The Effects of Bullying on Tweens and Teens
Many adults fail to see the devastating effects that bullying can have on kids, instead viewing the teasing of bullies to be simply a normal childhood experience. Being the victim of a bully, though, can be highly distressing for children and teenagers, who can suffer enormously from the abuse, harassment, and sometimes violent nature of bullying at the hands of their peers.
Teasing and Taunting can Cause Long Term PainMost of us can recall a certain level of good natured teasing from when we were kids, but outright bullying is anything but good natured. Bullies have a tendency to wage full-out campaigns against other children and these verbal attacks can leave victims feeling socially isolated, frightened, and over time, even depressed or overly anxious. Constant harassment can have a detrimental effect on children's feelings of self worth, and low self-esteem is commonplace amongst children who have been targeted by bullies. Over time, the effects of bullying can even promote aggression in victims, some resorting to violence as they search for ways to fight back.
What Does a Bully Look Like?In films, bullies are often easily recognizable - they tend to be portrayed as big, tough, and clearly angry individuals. In reality, though, bullies come in all shapes and sizes, many of whom are good students and star athletes. Though there are no hard and fast rules, there are some generalisations that often hold true. Boys are more likely than girls to engage in aggressive, physical bullying, using threats or violence to keep victim feeling intimidated. Even when they refrain from hitting their victims, they present a menacing demeanor, making the victims feel that they are in danger.
Girls, on the other hand, rarely resort to physical abuse, but their brand of bullying is every bit as damaging. Girls may single out a victim and then purposefully isolate her from others by ignoring her, calling her names, spreading false rumours about her, and even coercing other girls into following suit. Girls who bully often garner the passive cooperation of other girls by threatening to isolate them if they befriend a girl that they've targeted. The social immaturity that is common amongst tweens and teens can mean that other kids not only fail to stand up for victims of bullying, but may also participate in the harassment for fear of being the next one in the victim's shoes.
Helping to Protect Kids and Prevent BullyingBullying behaviours generally fall into three categories, but bullies sometimes combine several tactics in order to intimidate and isolate their victims. None of these behaviours are acceptable, and parents, educators, and coaches need to establish zero-tolerance policies when it comes to unkind or abusive interaction between children. The three main types of bullying that adults need to be on the lookout for are:
- Verbal: Taunting, teasing and name calling all constitute verbal bullying.

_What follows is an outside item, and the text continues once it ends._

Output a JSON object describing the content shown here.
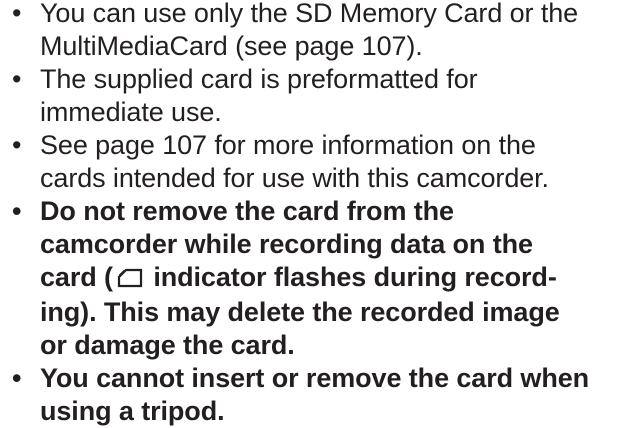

- Psychological: Being purposefully frightening, starting or perpetuating rumours, mindfully excluding someone from conversations or social gatherings, and using stern looks or other means to make a child feel unsafe, although no physical contact has actually been made can make kids anxious and uncomfortable.
- Physical: Sometimes, bullying progresses to include violence, physical abuse, or aggressive behaviours, putting kids at significant risk of injury at the hands of bullies.
Ideally, parents and other adults who are involved in the lives of children will teach them to be sensitive to the feelings of others, minimizing the chances that they will engage in bullying. Talking about compassion, the importance of reaching out to those in need, and valuing others can go a long way toward prevention, especially if kids see their parents actively standing up for what they believe is right.
When adults notice that a child or teenager is being singled out and treated badly by an individual or a group of peers, they need to step in and put a stop to the behaviour. Oftentimes, kids are reluctant to seek help when they are being bullied, for fear that drawing attention to the situation will either make them appear weak or may even increase the abuse if the bully decides to retaliate for any trouble they may get in from authority figures. Therefore, it is up to adults to keep a close watch on children, intervene when necessary, and then follow up by paying special attention to the bullied child to be sure that they remain safe.